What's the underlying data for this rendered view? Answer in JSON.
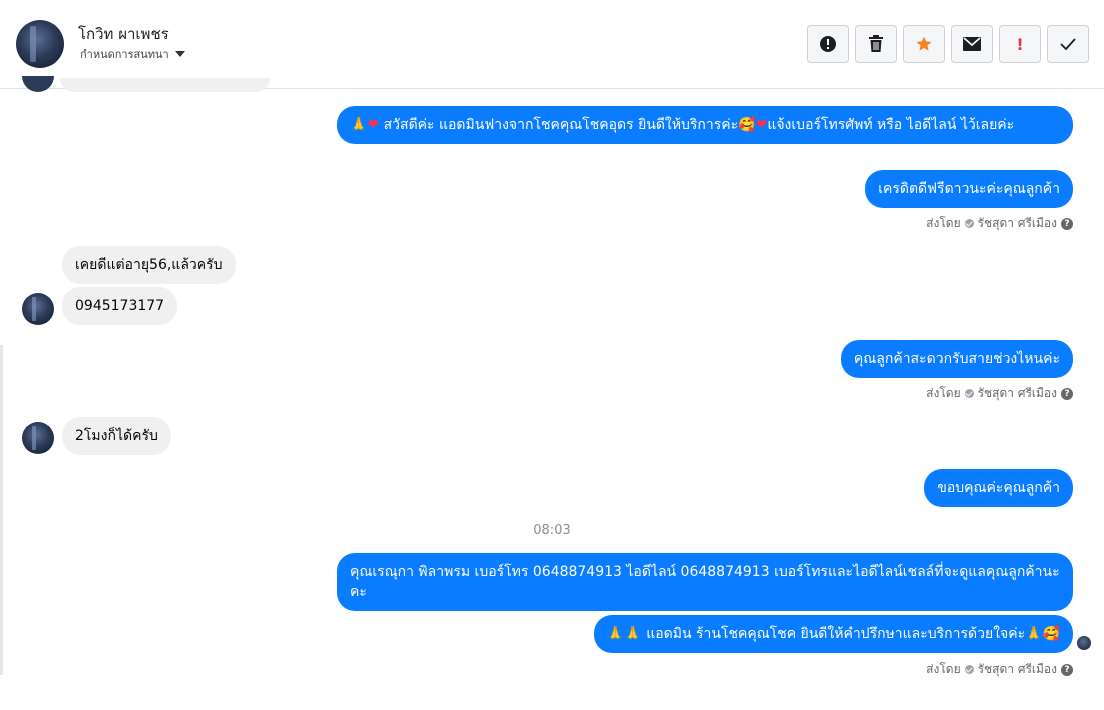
{
  "header": {
    "contact_name": "โกวิท ผาเพชร",
    "assign_label": "กำหนดการสนทนา"
  },
  "toolbar": {
    "mark_unread_icon": "alert-circle-icon",
    "delete_icon": "trash-icon",
    "star_icon": "star-icon",
    "email_icon": "envelope-icon",
    "spam_icon": "exclamation-icon",
    "spam_label": "!",
    "done_icon": "check-icon"
  },
  "colors": {
    "outgoing_bubble": "#0a7cff",
    "incoming_bubble": "#f0f0f0",
    "star": "#f5821f",
    "spam": "#e4324c"
  },
  "messages": {
    "m1": {
      "pre": "🙏",
      "heart1": "❤",
      "text1": " สวัสดีค่ะ แอดมินฟางจากโชคคุณโชคอุดร ยินดีให้บริการค่ะ",
      "face": "🥰",
      "heart2": "❤",
      "text2": "แจ้งเบอร์โทรศัพท์ หรือ ไอดีไลน์  ไว้เลยค่ะ"
    },
    "m2": "เครดิตดีฟรีดาวนะค่ะคุณลูกค้า",
    "sent_by_1": "ส่งโดย",
    "sender_1": "รัชสุดา ศรีเมือง",
    "m3": "เคยดีแต่อายุ56,แล้วครับ",
    "m4": "0945173177",
    "m5": "คุณลูกค้าสะดวกรับสายช่วงไหนค่ะ",
    "sent_by_2": "ส่งโดย",
    "sender_2": "รัชสุดา ศรีเมือง",
    "m6": "2โมงก็ได้ครับ",
    "m7": "ขอบคุณค่ะคุณลูกค้า",
    "time": "08:03",
    "m8": "คุณเรณุกา พิลาพรม        เบอร์โทร 0648874913  ไอดีไลน์ 0648874913   เบอร์โทรและไอดีไลน์เชลล์ที่จะดูแลคุณลูกค้านะคะ",
    "m9": {
      "pre": "🙏🙏",
      "text": "แอดมิน ร้านโชคคุณโชค ยินดีให้คำปรึกษาและบริการด้วยใจค่ะ",
      "post": "🙏",
      "face": "🥰"
    },
    "sent_by_3": "ส่งโดย",
    "sender_3": "รัชสุดา ศรีเมือง"
  }
}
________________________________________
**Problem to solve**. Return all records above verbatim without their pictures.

**Response for this exercise**.
What's the underlying data for this rendered view? Answer in JSON.
{
  "header": {
    "contact_name": "โกวิท ผาเพชร",
    "assign_label": "กำหนดการสนทนา"
  },
  "toolbar": {
    "mark_unread_icon": "alert-circle-icon",
    "delete_icon": "trash-icon",
    "star_icon": "star-icon",
    "email_icon": "envelope-icon",
    "spam_icon": "exclamation-icon",
    "spam_label": "!",
    "done_icon": "check-icon"
  },
  "colors": {
    "outgoing_bubble": "#0a7cff",
    "incoming_bubble": "#f0f0f0",
    "star": "#f5821f",
    "spam": "#e4324c"
  },
  "messages": {
    "m1": {
      "pre": "🙏",
      "heart1": "❤",
      "text1": " สวัสดีค่ะ แอดมินฟางจากโชคคุณโชคอุดร ยินดีให้บริการค่ะ",
      "face": "🥰",
      "heart2": "❤",
      "text2": "แจ้งเบอร์โทรศัพท์ หรือ ไอดีไลน์  ไว้เลยค่ะ"
    },
    "m2": "เครดิตดีฟรีดาวนะค่ะคุณลูกค้า",
    "sent_by_1": "ส่งโดย",
    "sender_1": "รัชสุดา ศรีเมือง",
    "m3": "เคยดีแต่อายุ56,แล้วครับ",
    "m4": "0945173177",
    "m5": "คุณลูกค้าสะดวกรับสายช่วงไหนค่ะ",
    "sent_by_2": "ส่งโดย",
    "sender_2": "รัชสุดา ศรีเมือง",
    "m6": "2โมงก็ได้ครับ",
    "m7": "ขอบคุณค่ะคุณลูกค้า",
    "time": "08:03",
    "m8": "คุณเรณุกา พิลาพรม        เบอร์โทร 0648874913  ไอดีไลน์ 0648874913   เบอร์โทรและไอดีไลน์เชลล์ที่จะดูแลคุณลูกค้านะคะ",
    "m9": {
      "pre": "🙏🙏",
      "text": "แอดมิน ร้านโชคคุณโชค ยินดีให้คำปรึกษาและบริการด้วยใจค่ะ",
      "post": "🙏",
      "face": "🥰"
    },
    "sent_by_3": "ส่งโดย",
    "sender_3": "รัชสุดา ศรีเมือง"
  }
}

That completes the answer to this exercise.